■ To do:
Scan the records for the word "icon". Return each line where it is found.

Component data from apps and pages:
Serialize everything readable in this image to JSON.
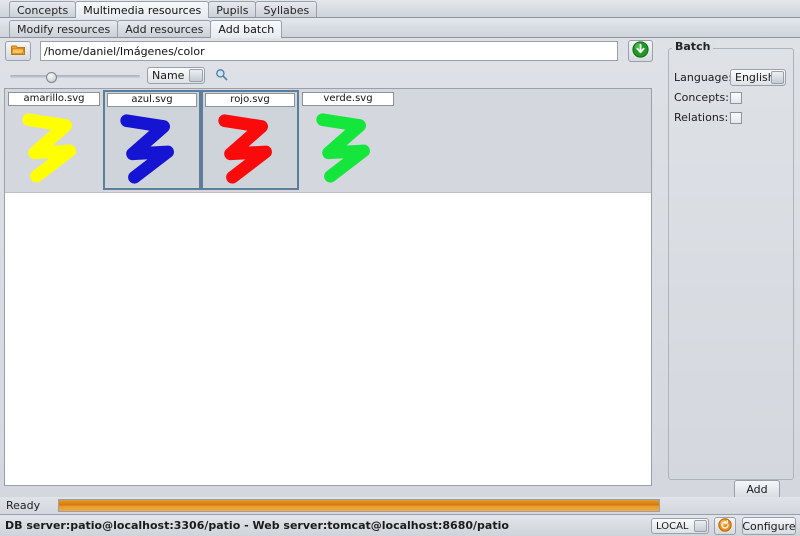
{
  "main_tabs": [
    {
      "label": "Concepts",
      "active": false
    },
    {
      "label": "Multimedia resources",
      "active": true
    },
    {
      "label": "Pupils",
      "active": false
    },
    {
      "label": "Syllabes",
      "active": false
    }
  ],
  "sub_tabs": [
    {
      "label": "Modify resources",
      "active": false
    },
    {
      "label": "Add resources",
      "active": false
    },
    {
      "label": "Add batch",
      "active": true
    }
  ],
  "toolbar": {
    "browse_icon": "folder-icon",
    "path_value": "/home/daniel/Imágenes/color",
    "path_placeholder": "",
    "go_icon": "go-down-icon",
    "zoom_slider_value": 30,
    "sort_selected": "Name",
    "sort_options": [
      "Name"
    ],
    "search_icon": "magnifier-icon"
  },
  "thumbnails": [
    {
      "name": "amarillo.svg",
      "color": "#ffff00",
      "selected": false
    },
    {
      "name": "azul.svg",
      "color": "#1414d2",
      "selected": true
    },
    {
      "name": "rojo.svg",
      "color": "#fa0a0a",
      "selected": true
    },
    {
      "name": "verde.svg",
      "color": "#14e63c",
      "selected": false
    }
  ],
  "batch": {
    "title": "Batch",
    "language_label": "Language:",
    "language_selected": "English",
    "language_options": [
      "English"
    ],
    "concepts_label": "Concepts:",
    "concepts_checked": false,
    "relations_label": "Relations:",
    "relations_checked": false,
    "add_label": "Add"
  },
  "status": {
    "text": "Ready",
    "progress_percent": 100
  },
  "bottom": {
    "server_info": "DB server:patio@localhost:3306/patio - Web server:tomcat@localhost:8680/patio",
    "scope_selected": "LOCAL",
    "scope_options": [
      "LOCAL"
    ],
    "refresh_icon": "refresh-icon",
    "configure_label": "Configure"
  },
  "colors": {
    "selection_border": "#5e7d99",
    "progress": "#d5780d",
    "panel_bg": "#d6d9de"
  }
}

■ Result for this task:
    "browse_icon": "folder-icon",
    "go_icon": "go-down-icon",
    "search_icon": "magnifier-icon"
    "refresh_icon": "refresh-icon",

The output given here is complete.